(Work order) Copy out every line from the records that includes "text".

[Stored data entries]
--- START ---
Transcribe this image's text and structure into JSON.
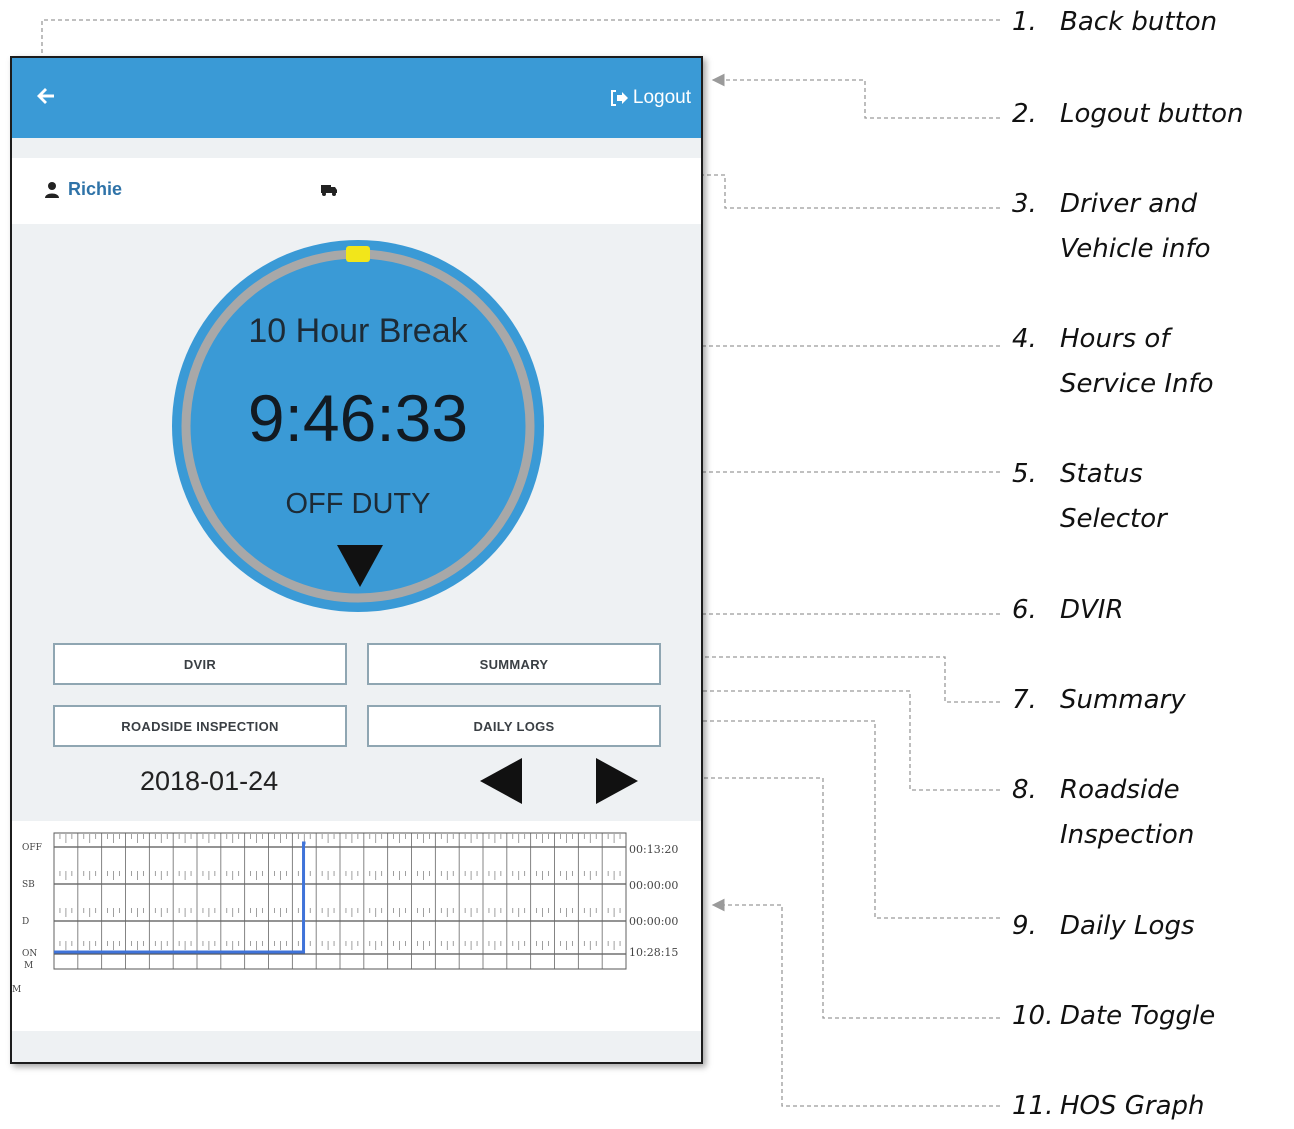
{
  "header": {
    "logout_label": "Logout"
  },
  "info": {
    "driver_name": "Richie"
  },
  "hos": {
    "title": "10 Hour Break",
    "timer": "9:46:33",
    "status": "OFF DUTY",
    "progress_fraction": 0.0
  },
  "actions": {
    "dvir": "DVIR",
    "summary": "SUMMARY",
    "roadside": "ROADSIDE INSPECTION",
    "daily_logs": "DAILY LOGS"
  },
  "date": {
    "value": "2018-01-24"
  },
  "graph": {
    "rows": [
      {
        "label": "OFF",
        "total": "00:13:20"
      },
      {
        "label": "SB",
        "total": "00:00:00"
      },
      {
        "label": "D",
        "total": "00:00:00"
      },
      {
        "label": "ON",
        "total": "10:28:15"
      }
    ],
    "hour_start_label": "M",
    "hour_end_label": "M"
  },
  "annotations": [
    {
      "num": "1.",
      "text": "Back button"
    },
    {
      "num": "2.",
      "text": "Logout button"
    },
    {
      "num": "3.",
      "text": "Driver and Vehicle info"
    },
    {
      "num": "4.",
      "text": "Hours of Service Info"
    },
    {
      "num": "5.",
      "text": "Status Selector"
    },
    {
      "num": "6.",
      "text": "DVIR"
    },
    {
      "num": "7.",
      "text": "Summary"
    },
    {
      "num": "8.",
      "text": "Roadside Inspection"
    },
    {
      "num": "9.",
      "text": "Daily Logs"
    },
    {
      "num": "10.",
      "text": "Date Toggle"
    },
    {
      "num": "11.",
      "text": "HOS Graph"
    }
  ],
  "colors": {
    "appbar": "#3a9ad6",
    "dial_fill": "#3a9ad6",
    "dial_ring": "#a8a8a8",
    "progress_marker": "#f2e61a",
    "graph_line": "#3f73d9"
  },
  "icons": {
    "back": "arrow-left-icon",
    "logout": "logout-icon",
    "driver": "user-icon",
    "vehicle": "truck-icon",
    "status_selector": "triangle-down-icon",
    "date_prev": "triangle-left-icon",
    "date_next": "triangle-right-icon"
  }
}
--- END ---
(Solution below)
Transcribe this image's text and structure into JSON.
      "text": "Back button"
      "text": "Logout button"
      "text": "Driver and Vehicle info"
      "text": "Hours of Service Info"
      "text": "Status Selector"
      "text": "DVIR"
      "text": "Summary"
      "text": "Roadside Inspection"
      "text": "Daily Logs"
      "text": "Date Toggle"
      "text": "HOS Graph"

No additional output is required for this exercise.